→ Requirement
Any pictures should be dropped; everything else in the records is to be returned exactly.
** Opening Data in this exercise block **
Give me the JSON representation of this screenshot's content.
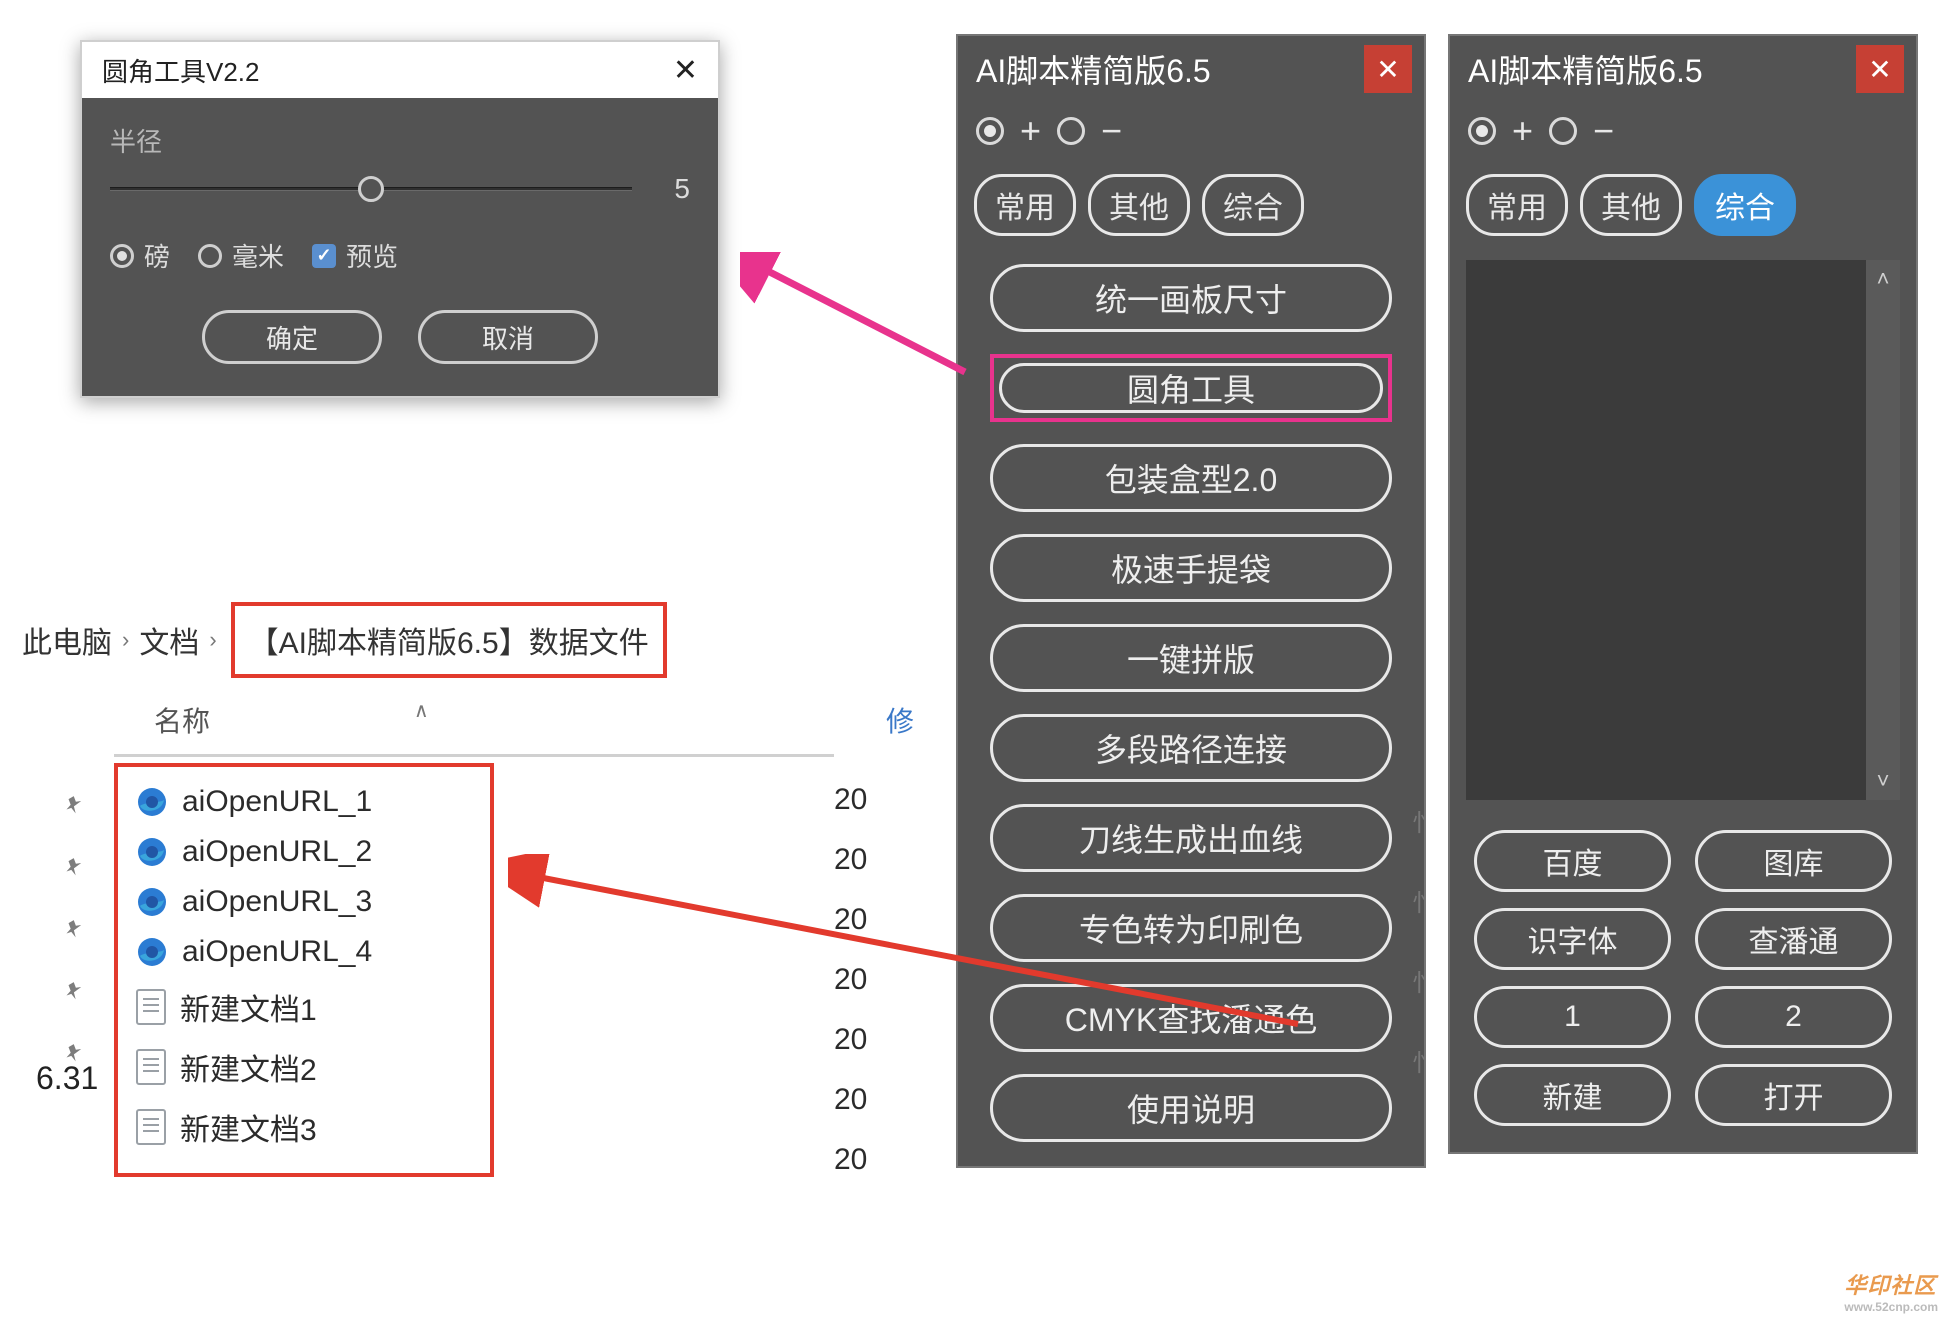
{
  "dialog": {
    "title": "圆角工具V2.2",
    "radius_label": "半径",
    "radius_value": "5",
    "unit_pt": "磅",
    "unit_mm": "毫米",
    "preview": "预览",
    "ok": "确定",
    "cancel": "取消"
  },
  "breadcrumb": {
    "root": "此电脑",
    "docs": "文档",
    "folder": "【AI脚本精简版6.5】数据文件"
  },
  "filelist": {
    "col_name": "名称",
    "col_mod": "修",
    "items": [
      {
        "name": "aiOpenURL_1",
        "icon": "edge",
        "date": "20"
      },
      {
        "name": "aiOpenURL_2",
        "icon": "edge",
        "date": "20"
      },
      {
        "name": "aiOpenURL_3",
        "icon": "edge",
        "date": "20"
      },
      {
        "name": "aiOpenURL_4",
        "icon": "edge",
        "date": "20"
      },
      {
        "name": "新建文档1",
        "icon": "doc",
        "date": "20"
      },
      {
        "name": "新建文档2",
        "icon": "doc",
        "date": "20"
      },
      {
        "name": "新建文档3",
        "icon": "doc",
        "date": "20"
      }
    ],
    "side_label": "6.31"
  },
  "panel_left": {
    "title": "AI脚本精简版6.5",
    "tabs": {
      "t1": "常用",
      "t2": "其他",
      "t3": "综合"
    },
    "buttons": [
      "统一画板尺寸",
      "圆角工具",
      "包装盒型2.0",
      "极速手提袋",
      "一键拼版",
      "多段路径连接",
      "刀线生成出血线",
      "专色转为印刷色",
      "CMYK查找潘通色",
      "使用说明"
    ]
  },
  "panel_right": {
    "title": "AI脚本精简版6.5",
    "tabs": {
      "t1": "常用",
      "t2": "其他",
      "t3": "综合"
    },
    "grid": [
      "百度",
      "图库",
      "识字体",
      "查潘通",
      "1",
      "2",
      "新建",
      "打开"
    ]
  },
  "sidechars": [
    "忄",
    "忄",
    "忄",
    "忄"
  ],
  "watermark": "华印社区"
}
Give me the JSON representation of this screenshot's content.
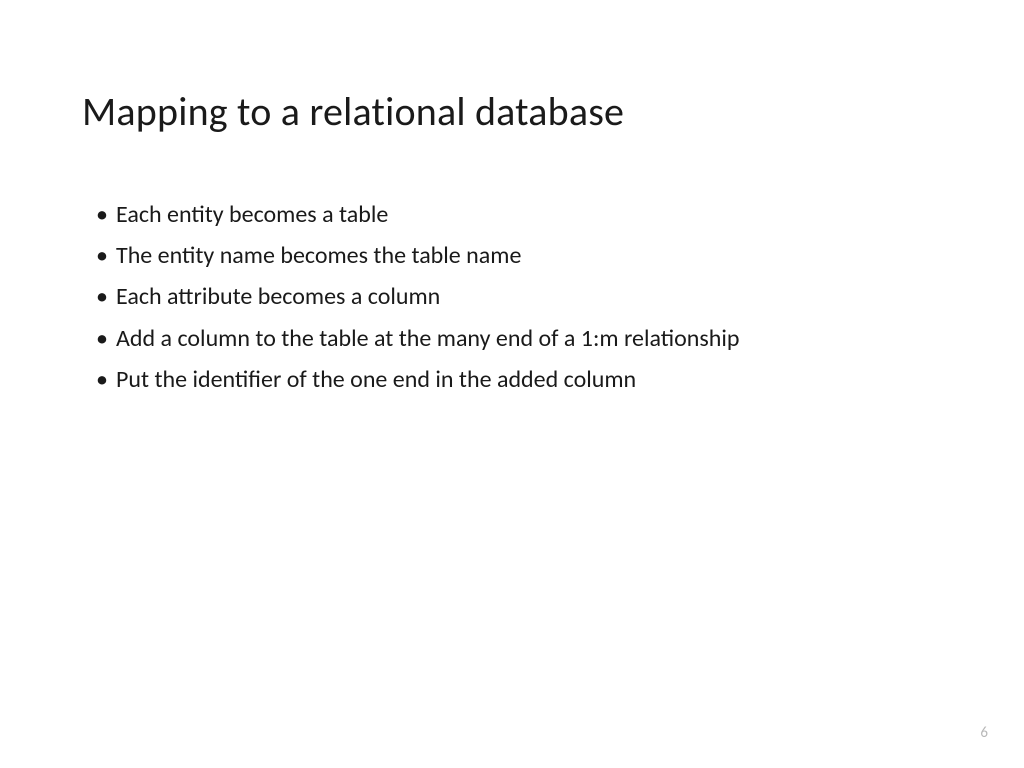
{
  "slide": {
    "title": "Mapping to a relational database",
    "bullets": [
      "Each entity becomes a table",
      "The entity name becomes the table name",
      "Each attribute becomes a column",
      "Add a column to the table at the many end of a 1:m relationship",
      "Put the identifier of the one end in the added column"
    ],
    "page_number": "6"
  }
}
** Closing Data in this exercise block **
→ Reply to the exercise
Give me the JSON representation of this screenshot's content.
{
  "dialog": {
    "title": "圆角工具V2.2",
    "radius_label": "半径",
    "radius_value": "5",
    "unit_pt": "磅",
    "unit_mm": "毫米",
    "preview": "预览",
    "ok": "确定",
    "cancel": "取消"
  },
  "breadcrumb": {
    "root": "此电脑",
    "docs": "文档",
    "folder": "【AI脚本精简版6.5】数据文件"
  },
  "filelist": {
    "col_name": "名称",
    "col_mod": "修",
    "items": [
      {
        "name": "aiOpenURL_1",
        "icon": "edge",
        "date": "20"
      },
      {
        "name": "aiOpenURL_2",
        "icon": "edge",
        "date": "20"
      },
      {
        "name": "aiOpenURL_3",
        "icon": "edge",
        "date": "20"
      },
      {
        "name": "aiOpenURL_4",
        "icon": "edge",
        "date": "20"
      },
      {
        "name": "新建文档1",
        "icon": "doc",
        "date": "20"
      },
      {
        "name": "新建文档2",
        "icon": "doc",
        "date": "20"
      },
      {
        "name": "新建文档3",
        "icon": "doc",
        "date": "20"
      }
    ],
    "side_label": "6.31"
  },
  "panel_left": {
    "title": "AI脚本精简版6.5",
    "tabs": {
      "t1": "常用",
      "t2": "其他",
      "t3": "综合"
    },
    "buttons": [
      "统一画板尺寸",
      "圆角工具",
      "包装盒型2.0",
      "极速手提袋",
      "一键拼版",
      "多段路径连接",
      "刀线生成出血线",
      "专色转为印刷色",
      "CMYK查找潘通色",
      "使用说明"
    ]
  },
  "panel_right": {
    "title": "AI脚本精简版6.5",
    "tabs": {
      "t1": "常用",
      "t2": "其他",
      "t3": "综合"
    },
    "grid": [
      "百度",
      "图库",
      "识字体",
      "查潘通",
      "1",
      "2",
      "新建",
      "打开"
    ]
  },
  "sidechars": [
    "忄",
    "忄",
    "忄",
    "忄"
  ],
  "watermark": "华印社区"
}
Give me the JSON representation of this screenshot's content.
{
  "slide": {
    "title": "Mapping to a relational database",
    "bullets": [
      "Each entity becomes a table",
      "The entity name becomes the table name",
      "Each attribute becomes a column",
      "Add a column to the table at the many end of a 1:m relationship",
      "Put the identifier of the one end in the added column"
    ],
    "page_number": "6"
  }
}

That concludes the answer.